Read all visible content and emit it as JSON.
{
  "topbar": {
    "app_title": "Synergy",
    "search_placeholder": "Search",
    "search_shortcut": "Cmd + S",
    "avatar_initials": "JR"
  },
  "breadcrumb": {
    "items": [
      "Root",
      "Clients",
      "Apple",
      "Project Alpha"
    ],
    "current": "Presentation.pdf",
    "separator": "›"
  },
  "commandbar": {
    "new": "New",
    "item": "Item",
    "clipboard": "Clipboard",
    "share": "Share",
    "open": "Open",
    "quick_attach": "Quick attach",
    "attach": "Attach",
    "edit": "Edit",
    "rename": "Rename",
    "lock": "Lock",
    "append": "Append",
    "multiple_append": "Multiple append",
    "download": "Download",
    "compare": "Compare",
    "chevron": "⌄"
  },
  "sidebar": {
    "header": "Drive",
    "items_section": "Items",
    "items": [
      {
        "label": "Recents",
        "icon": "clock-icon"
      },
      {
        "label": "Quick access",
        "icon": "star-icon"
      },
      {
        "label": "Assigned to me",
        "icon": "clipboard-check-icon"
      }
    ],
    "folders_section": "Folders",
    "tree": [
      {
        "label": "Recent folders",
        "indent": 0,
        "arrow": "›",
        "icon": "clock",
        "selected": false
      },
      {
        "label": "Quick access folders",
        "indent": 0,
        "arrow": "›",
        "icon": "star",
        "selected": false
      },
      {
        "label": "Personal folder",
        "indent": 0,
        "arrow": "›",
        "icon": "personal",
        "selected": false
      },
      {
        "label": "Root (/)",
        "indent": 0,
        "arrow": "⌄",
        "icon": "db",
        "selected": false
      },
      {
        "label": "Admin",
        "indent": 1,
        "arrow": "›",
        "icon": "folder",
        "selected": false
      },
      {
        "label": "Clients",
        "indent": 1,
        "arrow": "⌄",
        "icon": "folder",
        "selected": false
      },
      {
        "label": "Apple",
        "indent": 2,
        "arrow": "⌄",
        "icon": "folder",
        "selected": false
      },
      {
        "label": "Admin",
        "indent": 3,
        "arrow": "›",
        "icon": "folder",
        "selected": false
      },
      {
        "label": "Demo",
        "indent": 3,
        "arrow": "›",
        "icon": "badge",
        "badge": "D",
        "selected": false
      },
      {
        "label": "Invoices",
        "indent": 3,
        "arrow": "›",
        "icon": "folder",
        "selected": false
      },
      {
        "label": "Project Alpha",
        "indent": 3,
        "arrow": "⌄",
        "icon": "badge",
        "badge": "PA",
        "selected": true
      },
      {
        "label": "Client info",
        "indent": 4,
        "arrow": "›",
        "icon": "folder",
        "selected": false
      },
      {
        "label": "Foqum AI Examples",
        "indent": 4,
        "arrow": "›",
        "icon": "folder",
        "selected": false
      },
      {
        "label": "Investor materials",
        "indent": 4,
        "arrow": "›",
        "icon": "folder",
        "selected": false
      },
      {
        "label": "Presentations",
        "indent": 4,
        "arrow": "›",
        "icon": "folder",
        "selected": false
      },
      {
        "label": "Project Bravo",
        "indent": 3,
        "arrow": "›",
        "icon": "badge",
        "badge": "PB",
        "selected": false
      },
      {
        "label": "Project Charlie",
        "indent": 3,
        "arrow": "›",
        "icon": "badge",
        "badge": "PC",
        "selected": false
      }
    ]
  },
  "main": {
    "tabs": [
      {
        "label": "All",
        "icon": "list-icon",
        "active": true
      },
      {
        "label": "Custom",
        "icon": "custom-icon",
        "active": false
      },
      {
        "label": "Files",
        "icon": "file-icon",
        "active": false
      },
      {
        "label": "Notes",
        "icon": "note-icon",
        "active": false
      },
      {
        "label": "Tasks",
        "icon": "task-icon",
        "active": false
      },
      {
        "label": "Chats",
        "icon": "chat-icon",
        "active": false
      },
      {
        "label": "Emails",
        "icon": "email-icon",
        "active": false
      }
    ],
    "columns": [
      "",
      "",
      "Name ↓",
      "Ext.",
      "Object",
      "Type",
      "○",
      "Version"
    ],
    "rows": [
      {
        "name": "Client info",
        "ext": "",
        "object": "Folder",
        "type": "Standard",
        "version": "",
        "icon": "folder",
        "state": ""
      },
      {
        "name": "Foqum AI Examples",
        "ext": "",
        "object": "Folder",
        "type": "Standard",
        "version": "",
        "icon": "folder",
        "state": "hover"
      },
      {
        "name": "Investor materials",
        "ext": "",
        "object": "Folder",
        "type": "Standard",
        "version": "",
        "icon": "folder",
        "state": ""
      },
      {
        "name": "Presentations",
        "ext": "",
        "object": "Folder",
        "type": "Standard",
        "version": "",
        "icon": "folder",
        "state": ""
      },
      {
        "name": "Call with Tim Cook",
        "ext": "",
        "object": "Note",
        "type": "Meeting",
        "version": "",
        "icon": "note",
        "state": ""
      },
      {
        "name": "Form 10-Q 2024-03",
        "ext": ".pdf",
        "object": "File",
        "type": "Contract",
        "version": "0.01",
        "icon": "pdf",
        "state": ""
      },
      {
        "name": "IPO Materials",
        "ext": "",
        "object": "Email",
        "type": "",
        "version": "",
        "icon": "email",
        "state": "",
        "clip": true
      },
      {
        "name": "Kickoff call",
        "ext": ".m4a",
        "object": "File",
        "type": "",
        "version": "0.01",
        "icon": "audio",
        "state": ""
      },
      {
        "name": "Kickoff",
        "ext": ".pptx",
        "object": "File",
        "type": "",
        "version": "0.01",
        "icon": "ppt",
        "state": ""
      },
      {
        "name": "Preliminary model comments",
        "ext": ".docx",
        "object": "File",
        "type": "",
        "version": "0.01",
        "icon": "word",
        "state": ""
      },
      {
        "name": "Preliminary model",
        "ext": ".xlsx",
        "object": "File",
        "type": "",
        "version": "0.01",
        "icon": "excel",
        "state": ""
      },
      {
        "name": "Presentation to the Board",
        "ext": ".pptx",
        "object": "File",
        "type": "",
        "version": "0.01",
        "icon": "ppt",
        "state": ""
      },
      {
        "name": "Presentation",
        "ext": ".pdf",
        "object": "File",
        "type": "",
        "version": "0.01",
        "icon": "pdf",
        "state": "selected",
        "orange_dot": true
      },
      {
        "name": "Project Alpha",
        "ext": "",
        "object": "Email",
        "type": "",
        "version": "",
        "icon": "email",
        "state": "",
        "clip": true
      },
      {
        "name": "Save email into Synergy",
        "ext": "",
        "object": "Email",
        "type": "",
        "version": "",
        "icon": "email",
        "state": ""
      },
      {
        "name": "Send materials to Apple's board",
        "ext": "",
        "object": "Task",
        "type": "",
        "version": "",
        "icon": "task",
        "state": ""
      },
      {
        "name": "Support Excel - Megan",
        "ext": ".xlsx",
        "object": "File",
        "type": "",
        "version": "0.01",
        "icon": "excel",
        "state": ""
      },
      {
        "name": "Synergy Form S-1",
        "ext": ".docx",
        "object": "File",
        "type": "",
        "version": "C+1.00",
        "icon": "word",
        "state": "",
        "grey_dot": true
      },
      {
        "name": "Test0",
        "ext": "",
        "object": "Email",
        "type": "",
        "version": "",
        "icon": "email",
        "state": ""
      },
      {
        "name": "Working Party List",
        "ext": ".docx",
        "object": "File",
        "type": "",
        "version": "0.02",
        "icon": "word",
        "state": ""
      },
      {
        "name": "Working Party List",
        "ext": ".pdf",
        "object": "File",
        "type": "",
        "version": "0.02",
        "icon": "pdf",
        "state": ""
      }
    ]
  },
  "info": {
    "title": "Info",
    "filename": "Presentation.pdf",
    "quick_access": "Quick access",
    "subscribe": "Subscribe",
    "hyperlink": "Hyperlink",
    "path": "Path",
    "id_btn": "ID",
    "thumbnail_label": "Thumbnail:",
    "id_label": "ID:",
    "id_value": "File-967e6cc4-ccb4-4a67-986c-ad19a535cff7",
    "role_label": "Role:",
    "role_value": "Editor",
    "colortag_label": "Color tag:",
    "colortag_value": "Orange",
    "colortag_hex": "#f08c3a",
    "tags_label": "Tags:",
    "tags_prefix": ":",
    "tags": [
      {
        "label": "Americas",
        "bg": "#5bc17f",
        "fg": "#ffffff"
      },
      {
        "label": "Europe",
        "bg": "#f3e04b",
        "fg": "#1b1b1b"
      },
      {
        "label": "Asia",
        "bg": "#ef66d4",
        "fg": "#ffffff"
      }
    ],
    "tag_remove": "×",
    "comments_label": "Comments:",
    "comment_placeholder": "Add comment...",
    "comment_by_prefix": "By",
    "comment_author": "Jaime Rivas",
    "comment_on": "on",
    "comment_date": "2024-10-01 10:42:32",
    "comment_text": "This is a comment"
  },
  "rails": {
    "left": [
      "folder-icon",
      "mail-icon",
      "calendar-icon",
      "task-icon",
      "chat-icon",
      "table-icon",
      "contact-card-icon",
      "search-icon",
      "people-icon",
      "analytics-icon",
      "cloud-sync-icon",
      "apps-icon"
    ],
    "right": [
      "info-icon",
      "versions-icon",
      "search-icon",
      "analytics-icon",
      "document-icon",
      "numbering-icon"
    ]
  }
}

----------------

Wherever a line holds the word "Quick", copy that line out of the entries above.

    "quick_attach": "Quick attach",
        "label": "Quick access",
        "label": "Quick access folders",
    "quick_access": "Quick access",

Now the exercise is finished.